On a recent trip to Philadelphia I had occasion to visit the Barnes Foundation with my friend Winter. This is a wonderful collection of art from around the world and from different time periods. It is housed in a magnificent building that is an architectural wonder. The photographs in this post are my impression of my visit and in no way exhaustive of what I saw.
The following information from the brochure will give you some more facts about the collection and the philosophy behind it. I must say I was not prepared for what I saw and my jaw was agape from the time I walked into first gallery until the last.
The Barnes is home to a world-class collection of impressionist, and early modernist paintings, with especially deep holdings in Renoir, Cezanne, Matisse, and Picasso. Assembled by Dr. Albert C. Barnes between 1912-1951, the collection also includes important examples of African Art, Native American pottery and jewelry, Pennsylvania German furniture, and wrought iron metalwork.
The minute you walk into the galleries you’re in an experience like no other. Here you will find paintings by Vincent van Gogh, Henri Matisse, And Pablo Picasso, hanging next to ordinary household objects: a door hinge, a spatula, a yarn spinner. On one wall you might see a French medieval sculpture displayed with a Navajo textile. Dr. Barnes chose to combine objects from different cultures, genres, and times to create diverse displays he called “ensembles.”
These ensembles, each one carefully put together by Dr. Barnes himself, are meant to show the surprising similarities between objects we don’t normally thing of as belonging together. He arranged the works according to light, color, and space-principles that he called the “universal language of art.”
Dr. Barnes believed that art had the power to improve minds and transform lives. In 1922 he established the Barnes foundation as a school for learning how to see and appreciate art. He had a gallery built on Merion, a Philadelphia suburb, to house his growing collection. He held classes in the gallery so that students could learn directly from the art.

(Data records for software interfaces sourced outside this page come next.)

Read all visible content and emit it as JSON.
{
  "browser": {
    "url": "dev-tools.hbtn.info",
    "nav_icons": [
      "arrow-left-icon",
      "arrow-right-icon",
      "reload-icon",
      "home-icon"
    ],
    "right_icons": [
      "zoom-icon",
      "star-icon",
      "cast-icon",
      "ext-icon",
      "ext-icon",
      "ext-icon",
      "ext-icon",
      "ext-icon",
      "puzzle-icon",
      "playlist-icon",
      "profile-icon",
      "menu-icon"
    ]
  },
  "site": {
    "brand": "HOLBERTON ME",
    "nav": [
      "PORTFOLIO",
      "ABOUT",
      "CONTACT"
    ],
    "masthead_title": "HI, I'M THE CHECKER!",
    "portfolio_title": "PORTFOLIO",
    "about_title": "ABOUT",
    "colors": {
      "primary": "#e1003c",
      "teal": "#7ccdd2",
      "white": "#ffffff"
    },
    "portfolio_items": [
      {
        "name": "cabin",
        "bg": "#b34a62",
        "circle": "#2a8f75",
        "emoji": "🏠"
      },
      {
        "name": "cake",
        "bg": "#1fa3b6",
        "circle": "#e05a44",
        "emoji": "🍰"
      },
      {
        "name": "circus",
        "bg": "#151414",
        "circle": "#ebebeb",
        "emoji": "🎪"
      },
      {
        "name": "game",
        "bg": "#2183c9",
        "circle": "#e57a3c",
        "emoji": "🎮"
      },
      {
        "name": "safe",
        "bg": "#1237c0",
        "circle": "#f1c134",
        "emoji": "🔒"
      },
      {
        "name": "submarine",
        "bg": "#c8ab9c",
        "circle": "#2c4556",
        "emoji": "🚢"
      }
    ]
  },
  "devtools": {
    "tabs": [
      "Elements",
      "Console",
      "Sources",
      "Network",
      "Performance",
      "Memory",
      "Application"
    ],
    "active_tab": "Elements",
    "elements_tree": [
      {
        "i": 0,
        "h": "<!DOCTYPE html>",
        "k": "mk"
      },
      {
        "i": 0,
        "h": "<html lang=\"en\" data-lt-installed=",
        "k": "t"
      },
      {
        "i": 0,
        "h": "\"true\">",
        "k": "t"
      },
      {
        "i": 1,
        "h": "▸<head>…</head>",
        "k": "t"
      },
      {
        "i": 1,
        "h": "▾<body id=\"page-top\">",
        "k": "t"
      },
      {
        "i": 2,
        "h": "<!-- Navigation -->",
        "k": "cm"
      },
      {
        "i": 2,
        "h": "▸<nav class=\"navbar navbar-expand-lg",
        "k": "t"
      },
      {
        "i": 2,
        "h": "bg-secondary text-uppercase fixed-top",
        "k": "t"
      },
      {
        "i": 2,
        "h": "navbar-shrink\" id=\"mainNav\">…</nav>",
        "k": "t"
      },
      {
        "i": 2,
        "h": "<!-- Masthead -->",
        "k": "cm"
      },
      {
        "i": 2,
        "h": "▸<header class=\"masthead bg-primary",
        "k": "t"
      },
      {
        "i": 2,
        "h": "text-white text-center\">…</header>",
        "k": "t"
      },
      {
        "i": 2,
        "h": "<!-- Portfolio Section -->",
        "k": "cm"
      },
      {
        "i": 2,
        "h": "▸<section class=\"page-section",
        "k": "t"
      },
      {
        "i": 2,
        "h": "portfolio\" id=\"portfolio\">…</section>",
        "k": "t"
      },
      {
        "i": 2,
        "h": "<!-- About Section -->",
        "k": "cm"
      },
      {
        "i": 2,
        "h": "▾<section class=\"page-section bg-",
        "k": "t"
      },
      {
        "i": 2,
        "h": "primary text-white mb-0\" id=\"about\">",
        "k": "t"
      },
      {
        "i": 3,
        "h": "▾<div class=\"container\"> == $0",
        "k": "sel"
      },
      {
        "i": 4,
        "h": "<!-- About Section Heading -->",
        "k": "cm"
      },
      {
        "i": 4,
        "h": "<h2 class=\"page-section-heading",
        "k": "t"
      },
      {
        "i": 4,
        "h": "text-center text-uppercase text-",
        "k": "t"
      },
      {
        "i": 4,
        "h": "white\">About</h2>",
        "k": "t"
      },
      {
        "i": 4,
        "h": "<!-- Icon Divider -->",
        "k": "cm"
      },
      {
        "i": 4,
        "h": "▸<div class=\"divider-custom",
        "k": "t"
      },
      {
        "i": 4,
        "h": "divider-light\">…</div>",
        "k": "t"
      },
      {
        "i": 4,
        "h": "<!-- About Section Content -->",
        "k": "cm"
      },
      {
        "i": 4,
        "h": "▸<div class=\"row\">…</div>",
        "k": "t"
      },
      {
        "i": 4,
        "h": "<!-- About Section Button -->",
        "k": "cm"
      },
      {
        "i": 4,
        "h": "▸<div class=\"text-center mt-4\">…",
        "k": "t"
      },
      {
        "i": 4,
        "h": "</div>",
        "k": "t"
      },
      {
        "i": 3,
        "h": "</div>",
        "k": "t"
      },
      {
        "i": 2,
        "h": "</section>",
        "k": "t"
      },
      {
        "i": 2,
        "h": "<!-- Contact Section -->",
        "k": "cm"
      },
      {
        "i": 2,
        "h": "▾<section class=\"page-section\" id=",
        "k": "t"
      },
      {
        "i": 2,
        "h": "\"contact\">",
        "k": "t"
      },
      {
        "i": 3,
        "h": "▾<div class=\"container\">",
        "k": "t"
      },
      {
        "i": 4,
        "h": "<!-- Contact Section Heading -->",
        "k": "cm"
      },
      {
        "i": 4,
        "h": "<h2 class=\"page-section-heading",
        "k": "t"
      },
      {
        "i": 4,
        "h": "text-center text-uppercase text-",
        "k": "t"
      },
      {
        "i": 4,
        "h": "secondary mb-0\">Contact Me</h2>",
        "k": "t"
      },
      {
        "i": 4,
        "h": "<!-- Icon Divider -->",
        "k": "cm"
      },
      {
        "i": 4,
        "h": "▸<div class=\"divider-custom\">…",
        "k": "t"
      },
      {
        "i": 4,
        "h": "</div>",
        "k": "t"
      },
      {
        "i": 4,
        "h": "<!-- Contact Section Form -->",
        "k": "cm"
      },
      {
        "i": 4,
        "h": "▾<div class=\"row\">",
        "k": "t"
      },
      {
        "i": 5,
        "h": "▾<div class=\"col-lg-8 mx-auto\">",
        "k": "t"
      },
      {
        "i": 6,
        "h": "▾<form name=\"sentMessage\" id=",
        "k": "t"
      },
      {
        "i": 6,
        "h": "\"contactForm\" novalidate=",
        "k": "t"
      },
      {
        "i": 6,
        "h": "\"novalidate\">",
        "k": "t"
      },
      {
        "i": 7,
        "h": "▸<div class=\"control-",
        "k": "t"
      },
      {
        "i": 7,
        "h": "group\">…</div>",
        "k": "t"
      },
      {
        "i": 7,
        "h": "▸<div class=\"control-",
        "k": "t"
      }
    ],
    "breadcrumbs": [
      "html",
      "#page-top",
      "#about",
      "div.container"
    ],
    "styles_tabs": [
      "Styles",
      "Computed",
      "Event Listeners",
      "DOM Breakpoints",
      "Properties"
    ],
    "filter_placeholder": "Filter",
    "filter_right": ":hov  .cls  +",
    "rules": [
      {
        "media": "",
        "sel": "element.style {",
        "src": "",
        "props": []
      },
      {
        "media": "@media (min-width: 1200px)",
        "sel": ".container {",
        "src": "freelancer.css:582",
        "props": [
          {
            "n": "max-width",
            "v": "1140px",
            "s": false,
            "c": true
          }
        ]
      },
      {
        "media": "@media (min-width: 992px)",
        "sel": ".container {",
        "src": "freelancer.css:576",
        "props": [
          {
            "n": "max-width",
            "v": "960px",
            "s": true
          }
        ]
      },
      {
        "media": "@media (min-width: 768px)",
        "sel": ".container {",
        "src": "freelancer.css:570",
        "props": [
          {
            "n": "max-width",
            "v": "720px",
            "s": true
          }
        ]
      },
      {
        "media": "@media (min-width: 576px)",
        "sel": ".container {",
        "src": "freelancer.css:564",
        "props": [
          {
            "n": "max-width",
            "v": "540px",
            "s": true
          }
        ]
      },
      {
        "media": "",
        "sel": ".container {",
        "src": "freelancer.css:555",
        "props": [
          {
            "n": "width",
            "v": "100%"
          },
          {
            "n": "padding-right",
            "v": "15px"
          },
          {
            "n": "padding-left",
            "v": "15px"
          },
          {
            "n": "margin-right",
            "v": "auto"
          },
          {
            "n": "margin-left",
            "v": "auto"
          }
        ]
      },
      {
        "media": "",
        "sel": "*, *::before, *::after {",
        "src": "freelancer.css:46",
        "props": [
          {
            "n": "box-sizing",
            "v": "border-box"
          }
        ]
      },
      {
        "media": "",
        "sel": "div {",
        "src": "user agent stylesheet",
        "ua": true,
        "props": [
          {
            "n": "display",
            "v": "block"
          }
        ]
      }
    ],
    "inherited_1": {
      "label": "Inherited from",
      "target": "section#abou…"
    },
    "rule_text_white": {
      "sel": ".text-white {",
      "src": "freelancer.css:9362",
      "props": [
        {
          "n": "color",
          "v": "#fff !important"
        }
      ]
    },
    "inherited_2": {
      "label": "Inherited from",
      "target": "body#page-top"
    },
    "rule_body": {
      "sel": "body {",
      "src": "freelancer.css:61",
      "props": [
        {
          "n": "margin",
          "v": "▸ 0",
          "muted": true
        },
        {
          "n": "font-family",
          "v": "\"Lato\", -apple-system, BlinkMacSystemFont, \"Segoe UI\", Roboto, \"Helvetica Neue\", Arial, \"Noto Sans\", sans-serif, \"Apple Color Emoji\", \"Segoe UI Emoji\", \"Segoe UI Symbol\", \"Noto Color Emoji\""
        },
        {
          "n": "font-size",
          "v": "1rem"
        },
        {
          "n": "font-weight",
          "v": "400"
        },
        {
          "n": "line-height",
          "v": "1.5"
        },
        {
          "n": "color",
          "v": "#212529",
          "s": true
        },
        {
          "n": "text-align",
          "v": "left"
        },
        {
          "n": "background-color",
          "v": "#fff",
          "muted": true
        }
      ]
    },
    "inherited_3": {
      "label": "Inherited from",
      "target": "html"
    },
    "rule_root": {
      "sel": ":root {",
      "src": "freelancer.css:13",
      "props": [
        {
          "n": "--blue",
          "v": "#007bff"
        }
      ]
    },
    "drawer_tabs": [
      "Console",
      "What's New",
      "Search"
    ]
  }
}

In 2012, after much controversy, his collection was moved to Philadelphia.